*Your instructions:*
From the entries below, copy out every line with "span" in it.

Items from an interface collection
[Start of section]

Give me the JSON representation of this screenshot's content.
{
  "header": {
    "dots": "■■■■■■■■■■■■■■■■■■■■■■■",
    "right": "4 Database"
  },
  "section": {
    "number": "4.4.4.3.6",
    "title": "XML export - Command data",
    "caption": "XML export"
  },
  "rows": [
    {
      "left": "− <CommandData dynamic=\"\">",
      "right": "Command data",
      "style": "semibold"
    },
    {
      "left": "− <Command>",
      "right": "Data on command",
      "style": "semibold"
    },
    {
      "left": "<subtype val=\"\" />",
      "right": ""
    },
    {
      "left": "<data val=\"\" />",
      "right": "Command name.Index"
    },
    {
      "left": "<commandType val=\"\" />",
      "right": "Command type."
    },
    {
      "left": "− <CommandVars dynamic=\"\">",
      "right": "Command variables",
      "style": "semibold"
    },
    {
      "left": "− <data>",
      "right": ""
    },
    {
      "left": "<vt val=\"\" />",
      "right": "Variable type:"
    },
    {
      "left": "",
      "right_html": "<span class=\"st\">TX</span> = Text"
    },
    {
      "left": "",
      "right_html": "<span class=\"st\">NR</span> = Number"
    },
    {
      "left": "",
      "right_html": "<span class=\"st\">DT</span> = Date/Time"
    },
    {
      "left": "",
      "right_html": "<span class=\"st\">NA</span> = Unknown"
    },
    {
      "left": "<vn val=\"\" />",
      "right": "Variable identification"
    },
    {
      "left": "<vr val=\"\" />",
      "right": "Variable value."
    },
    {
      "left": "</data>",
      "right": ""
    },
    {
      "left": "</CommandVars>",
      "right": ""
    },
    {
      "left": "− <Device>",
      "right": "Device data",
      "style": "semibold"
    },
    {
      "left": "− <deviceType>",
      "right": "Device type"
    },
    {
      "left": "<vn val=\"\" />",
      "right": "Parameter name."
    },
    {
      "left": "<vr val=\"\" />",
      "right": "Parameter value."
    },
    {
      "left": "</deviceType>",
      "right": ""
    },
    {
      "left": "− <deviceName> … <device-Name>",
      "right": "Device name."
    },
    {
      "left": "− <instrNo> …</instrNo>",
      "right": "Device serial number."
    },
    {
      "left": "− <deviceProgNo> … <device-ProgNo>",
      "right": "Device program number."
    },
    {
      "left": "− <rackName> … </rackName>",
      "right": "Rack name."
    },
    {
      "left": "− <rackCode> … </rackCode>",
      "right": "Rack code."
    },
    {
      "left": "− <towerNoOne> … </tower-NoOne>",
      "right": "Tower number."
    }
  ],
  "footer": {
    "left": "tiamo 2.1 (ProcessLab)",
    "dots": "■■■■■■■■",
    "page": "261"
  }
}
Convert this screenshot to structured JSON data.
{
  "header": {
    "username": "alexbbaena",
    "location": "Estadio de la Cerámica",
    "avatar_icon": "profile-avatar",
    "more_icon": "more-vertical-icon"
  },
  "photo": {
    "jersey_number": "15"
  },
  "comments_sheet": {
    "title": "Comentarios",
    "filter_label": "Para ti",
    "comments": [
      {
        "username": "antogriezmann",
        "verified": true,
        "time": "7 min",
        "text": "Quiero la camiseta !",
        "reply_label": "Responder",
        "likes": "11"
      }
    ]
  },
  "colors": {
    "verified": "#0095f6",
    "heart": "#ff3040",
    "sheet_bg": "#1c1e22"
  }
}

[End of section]

*Finished task:*
      "right_html": "<span class=\"st\">TX</span> = Text"
      "right_html": "<span class=\"st\">NR</span> = Number"
      "right_html": "<span class=\"st\">DT</span> = Date/Time"
      "right_html": "<span class=\"st\">NA</span> = Unknown"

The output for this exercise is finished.